Identify activities and routines that help improve your well-being.

Carve out time for activities that make you feel good and that don’t create additional stress. These might include taking a walk, exercising, listening to a favorite song or album, drinking a cup of coffee or tea, reading a book, etc. Try to make time for at least one of these activities each day. While it can be easy to let them fall to the bottom of your to-do list, remind yourself that you’ll feel better afterwards and that your work will actually be of higher quality if you give yourself time to rest and recharge.

Make time to detach from work - mentally and physically.

With many of the traditional boundaries between work and nonwork having broken down during the pandemic, it’s especially important that we find time to walk away from our work. Setting - and sticking to - defined work hours, creating beginning-of-day and end-of-day rituals to mark the boundary between work and the rest of your life, and shutting off email alerts on your phone can all help encourage detachment. It’s important to make time for breaks during the workday, too!

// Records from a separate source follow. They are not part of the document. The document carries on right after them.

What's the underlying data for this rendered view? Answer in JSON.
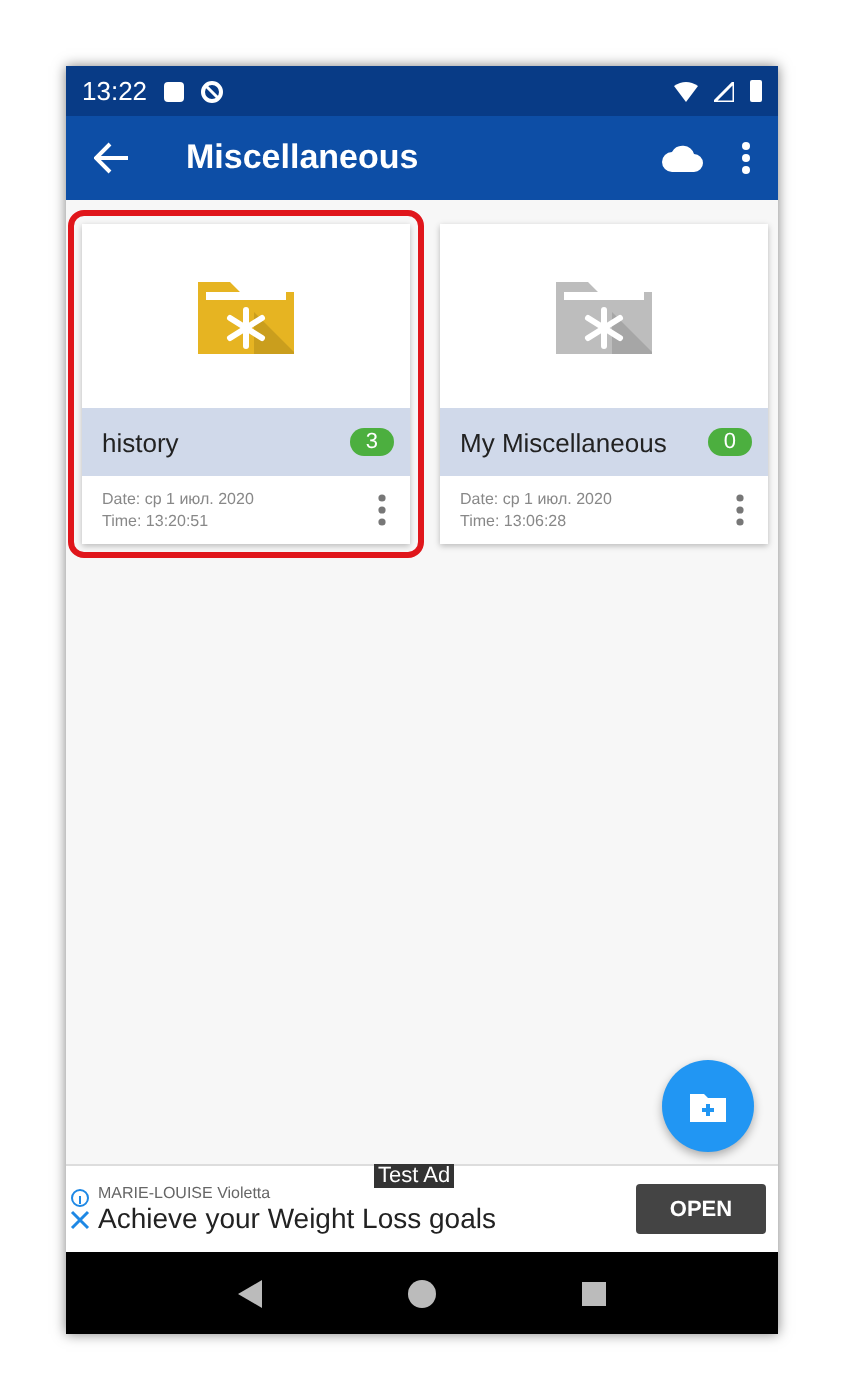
{
  "status_bar": {
    "time": "13:22"
  },
  "app_bar": {
    "title": "Miscellaneous"
  },
  "folders": [
    {
      "name": "history",
      "count": "3",
      "date": "Date: ср 1 июл. 2020",
      "time": "Time:  13:20:51",
      "color": "#e6b422",
      "highlighted": true
    },
    {
      "name": "My Miscellaneous",
      "count": "0",
      "date": "Date: ср 1 июл. 2020",
      "time": "Time:  13:06:28",
      "color": "#bdbdbd",
      "highlighted": false
    }
  ],
  "ad": {
    "advertiser": "MARIE-LOUISE Violetta",
    "badge": "Test Ad",
    "headline": "Achieve your Weight Loss goals",
    "button": "OPEN"
  }
}
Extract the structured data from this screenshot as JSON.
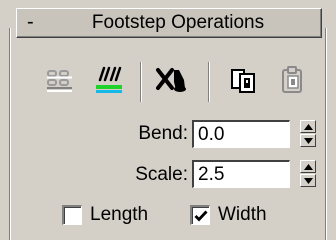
{
  "rollout": {
    "toggle_symbol": "-",
    "title": "Footstep Operations"
  },
  "toolbar": {
    "icons": [
      "create-footsteps-icon",
      "activate-footsteps-icon",
      "delete-footsteps-icon",
      "copy-footsteps-icon",
      "paste-footsteps-icon"
    ]
  },
  "bend": {
    "label": "Bend:",
    "value": "0.0"
  },
  "scale": {
    "label": "Scale:",
    "value": "2.5"
  },
  "options": {
    "length": {
      "label": "Length",
      "checked": false
    },
    "width": {
      "label": "Width",
      "checked": true
    }
  }
}
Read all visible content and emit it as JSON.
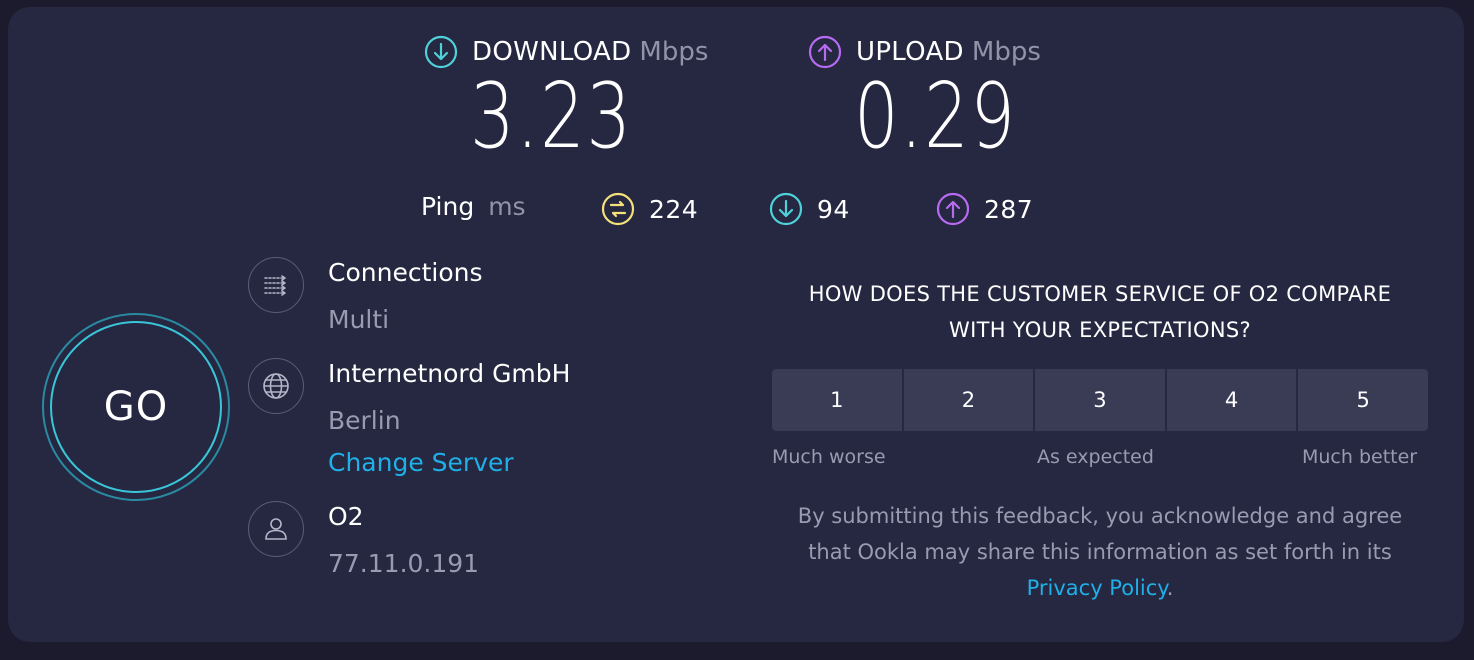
{
  "download": {
    "title": "DOWNLOAD",
    "unit": "Mbps",
    "value": "3.23",
    "icon": "arrow-down-circle-icon",
    "color": "#4fd1d9"
  },
  "upload": {
    "title": "UPLOAD",
    "unit": "Mbps",
    "value": "0.29",
    "icon": "arrow-up-circle-icon",
    "color": "#b76bf0"
  },
  "ping": {
    "label": "Ping",
    "unit": "ms",
    "idle": {
      "value": "224",
      "icon": "idle-latency-icon",
      "color": "#f5e17a"
    },
    "download": {
      "value": "94",
      "icon": "arrow-down-circle-icon",
      "color": "#4fd1d9"
    },
    "upload": {
      "value": "287",
      "icon": "arrow-up-circle-icon",
      "color": "#b76bf0"
    }
  },
  "go_button": {
    "label": "GO"
  },
  "connections": {
    "title": "Connections",
    "value": "Multi",
    "icon": "connections-icon"
  },
  "server": {
    "name": "Internetnord GmbH",
    "location": "Berlin",
    "change_label": "Change Server",
    "icon": "globe-icon"
  },
  "provider": {
    "name": "O2",
    "ip": "77.11.0.191",
    "icon": "user-icon"
  },
  "survey": {
    "question_line1": "HOW DOES THE CUSTOMER SERVICE OF O2 COMPARE",
    "question_line2": "WITH YOUR EXPECTATIONS?",
    "ratings": [
      "1",
      "2",
      "3",
      "4",
      "5"
    ],
    "low_label": "Much worse",
    "mid_label": "As expected",
    "high_label": "Much better",
    "disclaimer_line1": "By submitting this feedback, you acknowledge and agree",
    "disclaimer_line2": "that Ookla may share this information as set forth in its",
    "privacy_link": "Privacy Policy",
    "period": "."
  }
}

Take some time to write.

Anxiety is an emotion characterized by tension and worried thoughts. Taking time to free-write in a journal can help slow down our thought processes and give us time to work through our thoughts and feelings. You may consider starting a gratitude journal, which has been linked to positive psychological benefits. If you are feeling overwhelmed by the pandemic, you may consider using some of the The Pandemic Project’s prompts.

Make time for quality sleep.

Sleep has many benefits for our health and well-being, including strengthening our immune system, enhancing mood, and improving mental health. The National Sleep Foundation has created a helpful toolkit that offers a list of tips for improving your sleep quality during COVID-19.

Though it’s often the first thing to fall off of our to-do lists, taking time to care for ourselves is critically important - both so that we can maintain our own well-being, and so that we can continue to care for those around us. Think about how you talk about stress and stress management with your students as well. Students are also experiencing unprecedented levels of stress and uncertainty. Consider taking five minutes at the beginning of class to ask students to share a few words describing how they are feeling currently or what they are doing to take care of themselves. Remind students of the resources available on campus, including the OU Counseling Center and SEHS Counseling Center. Trauma-informed teaching can further inform how we have these conversations and design our courses. Lastly, if you have tried working through the suggestions here and others and are still feeling overwhelmed with stress and anxiety, seeking out the support of a trained counselor or therapist can be incredibly beneficial.

Additional Resources

Related CETL Teaching Tips

These plus other teaching tips and resources are offered in CETL’s Productivity and Teaching Hacks: Faculty Resources.

Save and adapt a Google Doc version of this teaching tip.

About the Author

Caitlin Demsky, Ph.D., is an Assistant Professor of Management in the Department of Management & Marketing. She teaches courses on organizational behavior, human resource management, and work and stress. Her research focuses on employees’ stress and well-being and the work-nonwork interface. Photo by Nathan Dumla on Unsplash. Others may share and adapt under Creative Commons License CC BY-NC.View all CETL Weekly Teaching Tips. Follow these and more on Facebook, Twitter, and LinkedIn.